Written By: Kronos
The Schoenberg Automaton first caught my eye with their self-titled 2010 EP, which I probably found while browsing Bandcamp in a Meshuggah-induced stupor, keeping an eye out for anything promising that my penniless ass could download. The three-track tour de force immediately turned me on to the Brisbane based tech-death group and their jittering, atonal, and surprisingly refreshing style. Since that excellent EP, the Aussies have had three years to muster all of the necessary insanity for a full-length release that matches the intensity and freshness of those three songs which first put them on my radar. Vela had better damn well deliver.

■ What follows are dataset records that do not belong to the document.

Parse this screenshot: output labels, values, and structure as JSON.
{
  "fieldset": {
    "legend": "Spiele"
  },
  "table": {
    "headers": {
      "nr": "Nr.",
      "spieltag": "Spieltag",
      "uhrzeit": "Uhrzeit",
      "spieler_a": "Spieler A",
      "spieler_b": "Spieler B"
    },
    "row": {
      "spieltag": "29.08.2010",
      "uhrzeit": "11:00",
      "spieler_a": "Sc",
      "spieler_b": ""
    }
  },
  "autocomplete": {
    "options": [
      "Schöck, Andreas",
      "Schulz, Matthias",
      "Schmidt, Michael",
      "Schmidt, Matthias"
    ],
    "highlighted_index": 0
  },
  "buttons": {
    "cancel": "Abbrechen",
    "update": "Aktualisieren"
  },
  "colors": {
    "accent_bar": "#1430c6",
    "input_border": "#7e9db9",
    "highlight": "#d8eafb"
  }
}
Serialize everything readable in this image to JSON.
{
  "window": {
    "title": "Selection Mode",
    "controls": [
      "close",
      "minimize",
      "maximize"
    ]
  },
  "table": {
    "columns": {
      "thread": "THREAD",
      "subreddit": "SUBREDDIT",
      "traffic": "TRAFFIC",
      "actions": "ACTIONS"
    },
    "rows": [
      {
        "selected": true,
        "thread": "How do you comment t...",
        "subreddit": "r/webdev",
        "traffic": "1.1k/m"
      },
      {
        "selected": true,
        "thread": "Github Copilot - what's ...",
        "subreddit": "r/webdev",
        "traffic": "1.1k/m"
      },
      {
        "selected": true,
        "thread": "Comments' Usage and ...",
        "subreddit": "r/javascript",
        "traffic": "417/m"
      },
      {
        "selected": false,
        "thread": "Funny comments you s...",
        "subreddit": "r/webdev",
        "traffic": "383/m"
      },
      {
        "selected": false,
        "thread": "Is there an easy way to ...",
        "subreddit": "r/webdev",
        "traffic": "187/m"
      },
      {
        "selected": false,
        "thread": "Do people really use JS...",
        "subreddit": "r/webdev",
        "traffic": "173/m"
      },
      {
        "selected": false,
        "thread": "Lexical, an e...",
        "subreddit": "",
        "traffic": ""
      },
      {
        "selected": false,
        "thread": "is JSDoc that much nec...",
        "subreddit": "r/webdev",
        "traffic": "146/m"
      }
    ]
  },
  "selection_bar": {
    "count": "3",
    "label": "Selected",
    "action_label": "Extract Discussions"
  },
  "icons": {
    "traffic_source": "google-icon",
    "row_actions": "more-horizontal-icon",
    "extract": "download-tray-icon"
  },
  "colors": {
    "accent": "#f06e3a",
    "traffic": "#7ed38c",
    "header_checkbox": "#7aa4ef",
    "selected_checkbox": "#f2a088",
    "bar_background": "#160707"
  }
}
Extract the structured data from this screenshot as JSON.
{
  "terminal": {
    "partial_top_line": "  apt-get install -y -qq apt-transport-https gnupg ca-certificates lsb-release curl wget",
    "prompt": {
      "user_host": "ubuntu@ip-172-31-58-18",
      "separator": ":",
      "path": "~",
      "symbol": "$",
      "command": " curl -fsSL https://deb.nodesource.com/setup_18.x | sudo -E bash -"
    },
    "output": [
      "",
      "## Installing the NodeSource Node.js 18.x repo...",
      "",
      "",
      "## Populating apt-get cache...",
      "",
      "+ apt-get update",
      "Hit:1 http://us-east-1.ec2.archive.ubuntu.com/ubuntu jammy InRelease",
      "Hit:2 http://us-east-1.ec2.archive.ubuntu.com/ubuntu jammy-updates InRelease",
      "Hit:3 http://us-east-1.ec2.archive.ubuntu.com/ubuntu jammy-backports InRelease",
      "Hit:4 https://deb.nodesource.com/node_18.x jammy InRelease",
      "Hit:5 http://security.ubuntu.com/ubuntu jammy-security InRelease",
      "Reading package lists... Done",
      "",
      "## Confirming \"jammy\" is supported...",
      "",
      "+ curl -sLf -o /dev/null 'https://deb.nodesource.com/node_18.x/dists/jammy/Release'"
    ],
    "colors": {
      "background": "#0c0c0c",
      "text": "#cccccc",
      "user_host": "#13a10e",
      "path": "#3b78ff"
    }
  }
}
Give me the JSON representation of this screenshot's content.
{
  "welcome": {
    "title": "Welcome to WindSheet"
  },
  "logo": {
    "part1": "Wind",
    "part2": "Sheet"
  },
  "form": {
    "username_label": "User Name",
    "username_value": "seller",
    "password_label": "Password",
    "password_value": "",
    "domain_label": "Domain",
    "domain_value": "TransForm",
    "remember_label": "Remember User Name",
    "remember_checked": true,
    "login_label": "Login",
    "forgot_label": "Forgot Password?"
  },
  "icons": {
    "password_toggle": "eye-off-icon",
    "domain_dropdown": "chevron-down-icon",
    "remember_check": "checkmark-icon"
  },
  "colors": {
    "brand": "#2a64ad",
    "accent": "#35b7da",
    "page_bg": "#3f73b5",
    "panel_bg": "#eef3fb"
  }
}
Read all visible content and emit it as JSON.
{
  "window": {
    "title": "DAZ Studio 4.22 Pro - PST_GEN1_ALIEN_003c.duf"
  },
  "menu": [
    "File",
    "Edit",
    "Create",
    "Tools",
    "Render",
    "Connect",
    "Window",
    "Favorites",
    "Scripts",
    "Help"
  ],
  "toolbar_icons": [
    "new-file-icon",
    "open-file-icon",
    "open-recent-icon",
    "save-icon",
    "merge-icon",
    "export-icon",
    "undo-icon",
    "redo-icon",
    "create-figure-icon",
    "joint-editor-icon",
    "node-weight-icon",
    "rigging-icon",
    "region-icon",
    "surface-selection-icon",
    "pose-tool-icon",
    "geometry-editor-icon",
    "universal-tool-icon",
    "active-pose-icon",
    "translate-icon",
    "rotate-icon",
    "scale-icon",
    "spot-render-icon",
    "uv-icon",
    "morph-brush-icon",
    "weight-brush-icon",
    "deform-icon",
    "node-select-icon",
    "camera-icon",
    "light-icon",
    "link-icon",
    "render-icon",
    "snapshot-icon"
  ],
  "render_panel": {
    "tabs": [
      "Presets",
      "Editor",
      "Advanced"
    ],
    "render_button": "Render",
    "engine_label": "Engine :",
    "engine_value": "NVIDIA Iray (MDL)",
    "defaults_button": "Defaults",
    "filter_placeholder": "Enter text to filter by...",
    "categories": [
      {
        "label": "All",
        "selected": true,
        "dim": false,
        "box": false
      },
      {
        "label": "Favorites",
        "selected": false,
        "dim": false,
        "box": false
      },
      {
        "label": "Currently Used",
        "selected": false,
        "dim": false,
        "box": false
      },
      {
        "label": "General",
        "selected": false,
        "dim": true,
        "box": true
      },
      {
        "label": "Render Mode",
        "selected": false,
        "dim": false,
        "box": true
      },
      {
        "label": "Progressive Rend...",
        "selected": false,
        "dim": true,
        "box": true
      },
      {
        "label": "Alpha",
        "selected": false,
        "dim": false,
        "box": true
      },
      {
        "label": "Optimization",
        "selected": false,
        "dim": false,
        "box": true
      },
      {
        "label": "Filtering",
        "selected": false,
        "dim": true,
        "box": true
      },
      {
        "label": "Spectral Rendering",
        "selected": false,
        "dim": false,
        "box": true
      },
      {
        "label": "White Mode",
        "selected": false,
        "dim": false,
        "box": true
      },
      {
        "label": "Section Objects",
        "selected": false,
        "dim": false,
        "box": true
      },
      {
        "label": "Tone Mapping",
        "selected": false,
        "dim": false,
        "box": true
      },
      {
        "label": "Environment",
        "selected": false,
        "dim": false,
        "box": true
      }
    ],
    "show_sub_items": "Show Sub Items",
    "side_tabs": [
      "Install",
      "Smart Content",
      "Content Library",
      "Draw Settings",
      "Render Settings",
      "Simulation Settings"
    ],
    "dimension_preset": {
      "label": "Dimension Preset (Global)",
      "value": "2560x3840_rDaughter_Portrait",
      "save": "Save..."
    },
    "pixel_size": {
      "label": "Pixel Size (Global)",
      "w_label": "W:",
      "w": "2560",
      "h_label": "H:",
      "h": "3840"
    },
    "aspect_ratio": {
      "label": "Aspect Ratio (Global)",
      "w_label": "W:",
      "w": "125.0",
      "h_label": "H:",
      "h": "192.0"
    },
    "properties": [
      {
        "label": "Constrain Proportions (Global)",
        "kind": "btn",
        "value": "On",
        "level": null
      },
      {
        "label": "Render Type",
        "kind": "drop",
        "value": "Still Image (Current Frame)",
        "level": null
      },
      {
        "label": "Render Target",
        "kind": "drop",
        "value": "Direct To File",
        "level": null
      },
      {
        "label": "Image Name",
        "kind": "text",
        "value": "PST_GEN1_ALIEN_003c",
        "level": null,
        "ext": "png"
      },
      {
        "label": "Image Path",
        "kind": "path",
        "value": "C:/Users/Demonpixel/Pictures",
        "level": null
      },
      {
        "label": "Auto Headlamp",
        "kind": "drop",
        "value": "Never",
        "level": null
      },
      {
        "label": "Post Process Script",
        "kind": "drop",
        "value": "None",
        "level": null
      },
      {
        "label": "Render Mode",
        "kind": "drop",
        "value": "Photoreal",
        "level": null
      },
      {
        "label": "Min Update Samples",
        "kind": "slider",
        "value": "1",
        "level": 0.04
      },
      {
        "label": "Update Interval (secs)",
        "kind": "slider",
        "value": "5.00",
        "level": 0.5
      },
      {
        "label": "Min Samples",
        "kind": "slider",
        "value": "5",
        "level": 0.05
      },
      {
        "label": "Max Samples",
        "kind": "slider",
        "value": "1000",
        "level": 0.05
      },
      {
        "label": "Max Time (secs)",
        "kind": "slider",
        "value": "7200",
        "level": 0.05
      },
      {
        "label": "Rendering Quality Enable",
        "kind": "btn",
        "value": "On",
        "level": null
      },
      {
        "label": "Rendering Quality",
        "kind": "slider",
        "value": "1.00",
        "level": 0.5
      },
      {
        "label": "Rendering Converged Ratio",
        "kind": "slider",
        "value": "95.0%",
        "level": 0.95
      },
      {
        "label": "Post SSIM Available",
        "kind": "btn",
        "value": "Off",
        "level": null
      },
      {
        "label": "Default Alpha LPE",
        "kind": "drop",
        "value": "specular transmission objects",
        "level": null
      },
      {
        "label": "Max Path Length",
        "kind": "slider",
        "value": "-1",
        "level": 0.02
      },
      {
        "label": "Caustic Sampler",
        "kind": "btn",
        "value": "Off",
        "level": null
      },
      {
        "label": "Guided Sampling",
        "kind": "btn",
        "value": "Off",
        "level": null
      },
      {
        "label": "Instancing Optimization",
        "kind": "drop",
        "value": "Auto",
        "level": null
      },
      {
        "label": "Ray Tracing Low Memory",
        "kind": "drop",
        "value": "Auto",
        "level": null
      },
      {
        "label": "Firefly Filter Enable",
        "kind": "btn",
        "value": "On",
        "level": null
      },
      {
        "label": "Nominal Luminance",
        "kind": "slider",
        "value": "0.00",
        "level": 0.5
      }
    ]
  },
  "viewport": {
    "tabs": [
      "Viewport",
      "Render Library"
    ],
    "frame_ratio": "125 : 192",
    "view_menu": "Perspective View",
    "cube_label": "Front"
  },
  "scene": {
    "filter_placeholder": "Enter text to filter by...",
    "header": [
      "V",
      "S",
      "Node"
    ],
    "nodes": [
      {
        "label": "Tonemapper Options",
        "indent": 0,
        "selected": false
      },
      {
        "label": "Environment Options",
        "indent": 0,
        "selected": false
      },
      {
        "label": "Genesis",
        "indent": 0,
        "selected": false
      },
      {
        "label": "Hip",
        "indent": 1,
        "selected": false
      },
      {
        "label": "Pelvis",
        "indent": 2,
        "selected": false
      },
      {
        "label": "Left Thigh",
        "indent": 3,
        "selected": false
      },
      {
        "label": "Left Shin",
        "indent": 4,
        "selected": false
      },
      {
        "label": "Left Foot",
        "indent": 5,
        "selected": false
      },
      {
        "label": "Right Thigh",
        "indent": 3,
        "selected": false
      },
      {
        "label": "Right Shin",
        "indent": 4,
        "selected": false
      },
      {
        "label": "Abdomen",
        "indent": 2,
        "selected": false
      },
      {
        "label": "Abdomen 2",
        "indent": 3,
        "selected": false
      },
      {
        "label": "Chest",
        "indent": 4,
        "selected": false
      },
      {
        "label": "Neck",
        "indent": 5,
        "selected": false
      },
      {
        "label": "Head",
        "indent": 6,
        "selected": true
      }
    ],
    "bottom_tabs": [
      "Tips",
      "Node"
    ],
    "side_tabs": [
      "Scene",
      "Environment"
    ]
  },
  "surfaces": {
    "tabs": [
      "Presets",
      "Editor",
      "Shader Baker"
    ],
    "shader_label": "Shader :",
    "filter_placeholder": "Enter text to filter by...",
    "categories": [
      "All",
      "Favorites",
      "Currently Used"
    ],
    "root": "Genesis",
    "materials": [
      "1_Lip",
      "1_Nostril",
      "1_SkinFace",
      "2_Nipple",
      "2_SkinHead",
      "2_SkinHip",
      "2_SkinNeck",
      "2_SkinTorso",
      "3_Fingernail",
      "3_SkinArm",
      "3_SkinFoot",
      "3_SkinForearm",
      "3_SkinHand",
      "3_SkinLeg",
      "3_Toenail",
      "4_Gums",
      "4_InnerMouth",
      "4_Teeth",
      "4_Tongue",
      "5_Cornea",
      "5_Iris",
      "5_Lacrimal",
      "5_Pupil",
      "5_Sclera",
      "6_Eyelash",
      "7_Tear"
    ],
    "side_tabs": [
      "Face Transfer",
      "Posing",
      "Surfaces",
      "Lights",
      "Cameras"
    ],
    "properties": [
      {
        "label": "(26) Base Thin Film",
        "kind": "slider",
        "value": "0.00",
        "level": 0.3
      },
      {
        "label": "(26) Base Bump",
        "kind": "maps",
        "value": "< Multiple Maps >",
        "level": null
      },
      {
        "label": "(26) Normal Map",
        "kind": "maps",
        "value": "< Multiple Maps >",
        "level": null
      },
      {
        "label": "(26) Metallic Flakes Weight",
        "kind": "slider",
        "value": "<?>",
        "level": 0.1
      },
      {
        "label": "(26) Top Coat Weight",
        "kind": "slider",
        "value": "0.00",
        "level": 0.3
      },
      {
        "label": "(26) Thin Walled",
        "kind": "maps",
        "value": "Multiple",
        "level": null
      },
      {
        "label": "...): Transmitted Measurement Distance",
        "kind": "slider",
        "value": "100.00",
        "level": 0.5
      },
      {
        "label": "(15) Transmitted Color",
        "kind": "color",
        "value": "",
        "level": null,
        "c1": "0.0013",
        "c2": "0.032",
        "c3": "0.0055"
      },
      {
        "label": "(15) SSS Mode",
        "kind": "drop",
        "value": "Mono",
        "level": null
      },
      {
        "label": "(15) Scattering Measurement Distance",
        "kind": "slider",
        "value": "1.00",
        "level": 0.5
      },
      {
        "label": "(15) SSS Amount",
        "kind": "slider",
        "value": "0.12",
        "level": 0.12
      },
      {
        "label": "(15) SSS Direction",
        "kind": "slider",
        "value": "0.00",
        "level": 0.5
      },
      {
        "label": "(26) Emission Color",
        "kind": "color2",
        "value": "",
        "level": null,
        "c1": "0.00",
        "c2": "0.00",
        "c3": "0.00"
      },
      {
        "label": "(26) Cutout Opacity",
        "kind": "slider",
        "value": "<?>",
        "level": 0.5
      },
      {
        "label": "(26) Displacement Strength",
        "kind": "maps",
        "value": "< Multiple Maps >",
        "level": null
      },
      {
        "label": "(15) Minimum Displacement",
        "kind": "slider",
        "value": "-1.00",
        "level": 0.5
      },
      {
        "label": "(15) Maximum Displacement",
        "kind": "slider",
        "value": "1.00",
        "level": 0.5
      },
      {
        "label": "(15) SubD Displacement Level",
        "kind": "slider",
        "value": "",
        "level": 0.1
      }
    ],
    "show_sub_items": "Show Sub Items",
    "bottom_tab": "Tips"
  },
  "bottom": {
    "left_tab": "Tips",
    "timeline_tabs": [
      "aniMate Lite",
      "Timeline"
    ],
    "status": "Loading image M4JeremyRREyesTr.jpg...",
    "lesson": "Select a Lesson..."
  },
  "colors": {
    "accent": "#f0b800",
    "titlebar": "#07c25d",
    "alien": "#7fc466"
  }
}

Cleverly, all three songs from 2010’s The Schoenberg Automaton have been given a place on this disc, re-recorded but not significantly altered and beefed up through a new, crisp production job. A smart move on the part of the band, given that “Pineapple Juice and the Tough Stuffed Olive” actively defies me to play it at anything other than full volume. What really matters here, though, is the new material, and it makes par. The Schoenberg Automaton crafts songs that are immediately enticing while often being heavily atonal and sometimes confusing, wrapped around stop-and-go riffing that draws as much from their countrymen in Psycroptic as it does from the all-but-incomprehensible violence of Psyopus. It’s a mix of style that’s as instantly satisfying as it is continually rewarding, since they pay heavy tribute to their namesake, Austrian composer Arnold Schoenberg, by incorporating disconcerting atonal sub-melodies and straying away from any sort of predictable chord progression. All while maintaining a distinct and understandable structure and unity within each song.
Take for example, the freshly-minted “Arecibo,” which begins with a voracious scream of “This rock was never enough/ to satisfy the craving.” It’s a perfect highlight of the extraterrestrial themes of the album (which is featured more prominently in the interlude “Stopping a God Midsentence” which includes a piano solo layered on top of a War of the Worlds radio broadcast). The Dillinger Escape Plan have always said that their music is meant to make the listener feel uncomfortable, and that same ethic definitely applies here. Even though there are plenty of whiplash-inducing riffs on this album, it always feels unpredictable, especially given the anxious semi-melodic passages that are interspersed within the songs, especially the detuned and broken-sounding entrance to “The Woodhouse Sakati Syndrome,” another holdover from the EP.
While Vela collects more interest than the Koch brothers’ savings accounts, there are a few missteps. “A Stone Face of Piety” is an energetic, but imperfect opener, relying too much on riffing that’s relatively simple compared to the rest of the album. Elsewhere, the disc’s cap “UltimateWhirringEndMachine” is a decent song that gets completely overshadowed by the transfixing and heavy “The Worm Engine” that precedes it. There isn’t a bad song on the album, but the songs that are up to par still fall way behind the few hole-in-one efforts. Even on a relatively uninteresting song, however, the musicianship on this group is fantastic. Everyone keeps up with the measured chaos and gets their chance to shine, but there is no standout performance, mainly because every performance is so impressive.
These brave souls have done what some thought impossible: they’ve created a truly unique style of technical death metal. It’s not focused on being heavy, bleak, fast, or pedantic: it’s shifted towards the abstract, aiming a deft nod towards its expressionist namesake, while remaining ostensibly brutal enough to engage the common metalhead. The Schoenberg Automaton should be on the map for anyone interested in thought-provoking mathcore or death metal, and I honestly hope that despite its relatively quiet release amidst Myriad Records’ apparent collapse, Vela can make some year-end lists.